The Everybody’s Home campaign director, Kate Colvin, is set to launch the campaign and its housing and homelessness plan at the National Press Club today.
According to an Essential poll, commissioned by Everybody’s Home and also released today, 62 per cent of respondents believe the federal government isn’t doing enough to address housing affordability, and 60 per cent believe Labor also isn’t doing enough.
Further, the poll noted that 49 per cent of Coalition voters think the Coalition isn’t doing enough, compared with 57 per cent of Labor voters who want the government to step up.

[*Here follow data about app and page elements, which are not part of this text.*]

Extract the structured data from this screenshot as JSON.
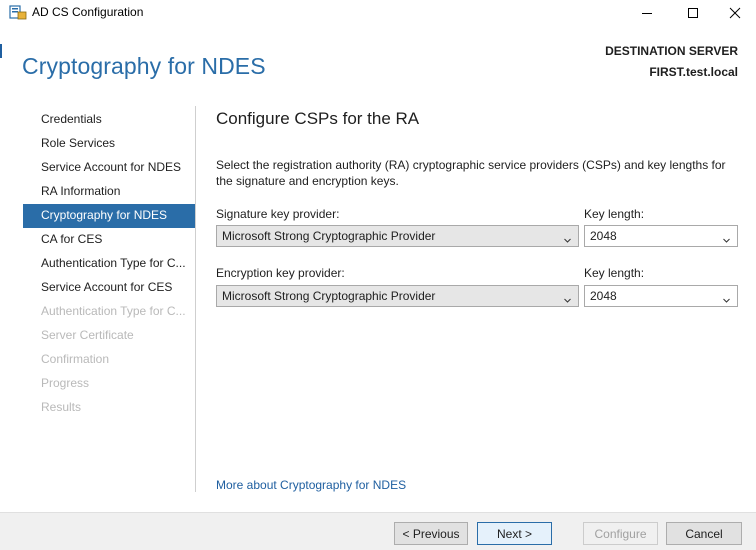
{
  "window": {
    "title": "AD CS Configuration",
    "controls": {
      "minimize": "minimize-icon",
      "maximize": "maximize-icon",
      "close": "close-icon"
    }
  },
  "header": {
    "title": "Cryptography for NDES",
    "destination_label": "DESTINATION SERVER",
    "destination_server": "FIRST.test.local"
  },
  "nav": {
    "items": [
      {
        "label": "Credentials",
        "state": "enabled"
      },
      {
        "label": "Role Services",
        "state": "enabled"
      },
      {
        "label": "Service Account for NDES",
        "state": "enabled"
      },
      {
        "label": "RA Information",
        "state": "enabled"
      },
      {
        "label": "Cryptography for NDES",
        "state": "active"
      },
      {
        "label": "CA for CES",
        "state": "enabled"
      },
      {
        "label": "Authentication Type for C...",
        "state": "enabled"
      },
      {
        "label": "Service Account for CES",
        "state": "enabled"
      },
      {
        "label": "Authentication Type for C...",
        "state": "disabled"
      },
      {
        "label": "Server Certificate",
        "state": "disabled"
      },
      {
        "label": "Confirmation",
        "state": "disabled"
      },
      {
        "label": "Progress",
        "state": "disabled"
      },
      {
        "label": "Results",
        "state": "disabled"
      }
    ]
  },
  "content": {
    "title": "Configure CSPs for the RA",
    "description": "Select the registration authority (RA) cryptographic service providers (CSPs) and key lengths for the signature and encryption keys.",
    "signature": {
      "provider_label": "Signature key provider:",
      "provider_value": "Microsoft Strong Cryptographic Provider",
      "key_length_label": "Key length:",
      "key_length_value": "2048"
    },
    "encryption": {
      "provider_label": "Encryption key provider:",
      "provider_value": "Microsoft Strong Cryptographic Provider",
      "key_length_label": "Key length:",
      "key_length_value": "2048"
    },
    "more_link": "More about Cryptography for NDES"
  },
  "footer": {
    "previous": "< Previous",
    "next": "Next >",
    "configure": "Configure",
    "cancel": "Cancel"
  },
  "colors": {
    "accent": "#2a6da8",
    "link": "#1f5fa0",
    "disabled_text": "#b9b9b9"
  }
}
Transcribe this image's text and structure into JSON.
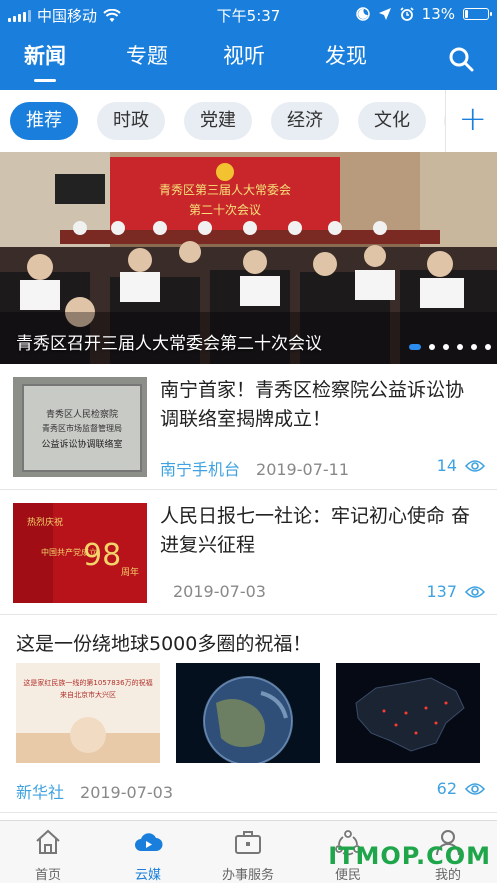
{
  "status": {
    "carrier": "中国移动",
    "time": "下午5:37",
    "battery": "13%",
    "battery_level": 0.13
  },
  "header": {
    "tabs": [
      {
        "label": "新闻",
        "active": true
      },
      {
        "label": "专题",
        "active": false
      },
      {
        "label": "视听",
        "active": false
      },
      {
        "label": "发现",
        "active": false
      }
    ],
    "search_icon": "search-icon",
    "accent": "#1a7fdc"
  },
  "categories": {
    "items": [
      "推荐",
      "时政",
      "党建",
      "经济",
      "文化"
    ],
    "active_index": 0,
    "add_icon": "plus-icon"
  },
  "banner": {
    "caption": "青秀区召开三届人大常委会第二十次会议",
    "sign_line1": "青秀区第三届人大常委会",
    "sign_line2": "第二十次会议",
    "slide_count": 6,
    "active_slide": 0
  },
  "news": [
    {
      "title": "南宁首家！青秀区检察院公益诉讼协调联络室揭牌成立！",
      "source": "南宁手机台",
      "date": "2019-07-11",
      "views": "14",
      "thumb_text": [
        "青秀区人民检察院",
        "青秀区市场监督管理局",
        "公益诉讼协调联络室"
      ]
    },
    {
      "title": "人民日报七一社论：牢记初心使命 奋进复兴征程",
      "source": "",
      "date": "2019-07-03",
      "views": "137",
      "thumb_text": [
        "热烈庆祝",
        "中国共产党成立",
        "98",
        "周年"
      ]
    }
  ],
  "triple": {
    "title": "这是一份绕地球5000多圈的祝福！",
    "source": "新华社",
    "date": "2019-07-03",
    "views": "62",
    "img1_text": [
      "这是家红民族一线的第1057836万的祝福",
      "来自北京市大兴区"
    ]
  },
  "bottom_nav": [
    {
      "label": "首页",
      "icon": "home-icon",
      "active": false
    },
    {
      "label": "云媒",
      "icon": "cloud-icon",
      "active": true
    },
    {
      "label": "办事服务",
      "icon": "briefcase-icon",
      "active": false
    },
    {
      "label": "便民",
      "icon": "people-icon",
      "active": false
    },
    {
      "label": "我的",
      "icon": "user-icon",
      "active": false
    }
  ],
  "watermark": "ITMOP.COM"
}
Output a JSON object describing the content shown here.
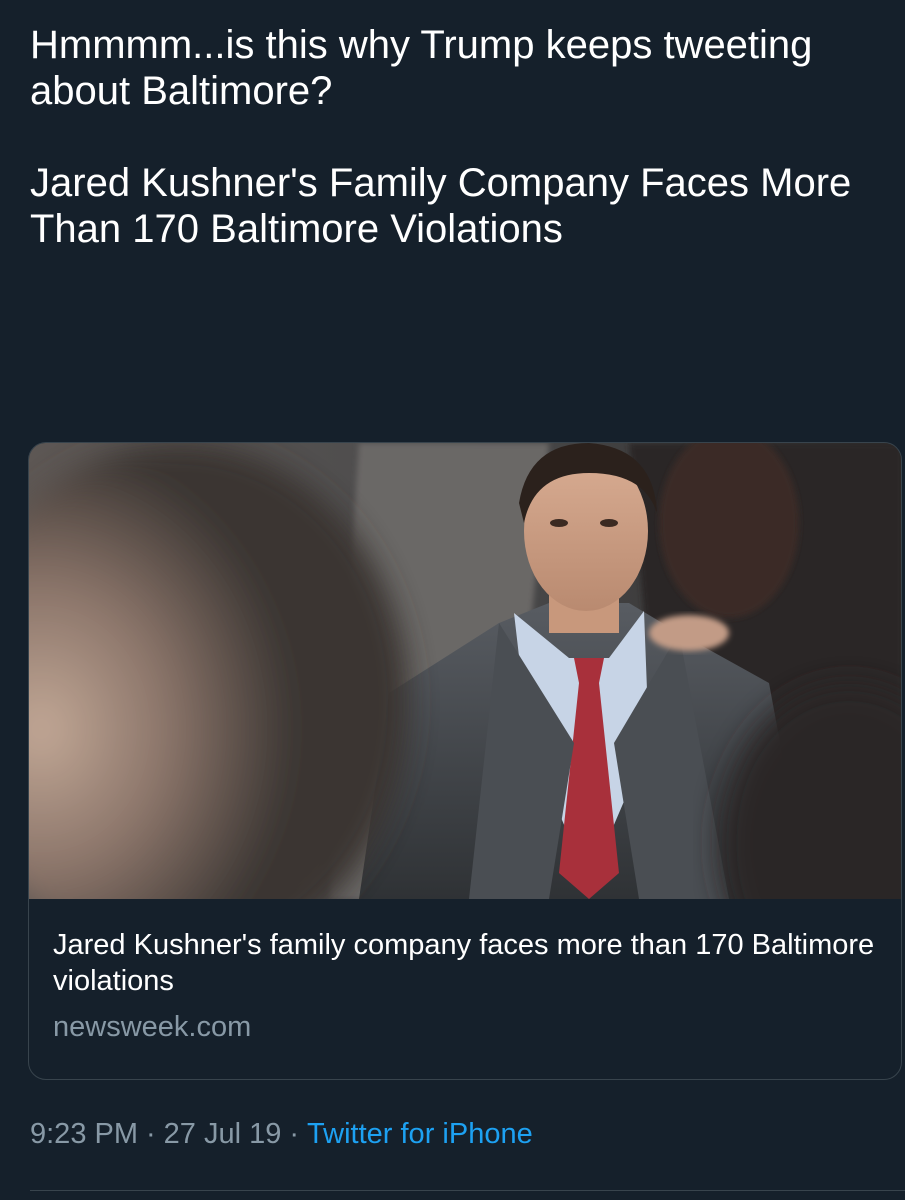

Speaking prior to her National Press Club address, Ms Colvin said, “Making sure everyone has a home is a top-order priority for Australians but it is not matched by action from our political leaders. That needs to change,” she said.
“Genuine home buyers are missing out to people building investment portfolios. There’s a chronic shortage of social and affordable rental options, and it’s causing record levels of homelessness.”
More broadly, the plan argues that first-home buyers’ needs should be favoured over investors, and “resetting the tax system” is the way to do it.
A separate Essential poll, commissioned by the Australian Institute of Superannuation Trustees, found that support for changes to negative gearing was shared by both property investors and non-investors. More than one-third of property investors supported negative gearing reform, with property investors with children the most likely (45 per cent) to support the notion.
Everybody’s Home’s national housing plan has five steps. The organisations, including Mission Australia, the Salvation Arming and Homelessness NSW, are calling for support for first-home buyers via a fairer tax system, the development of a National Housing Strategy that features 500,000 new “social and affordable rental homes”, improved rental rights legislation which makes “no grounds” evictions and unfair rent risers unlawful.
The campaign is also calling for immediate relief for Australians experiencing “chronic rental stress” and a plan to end homelessness by 2030.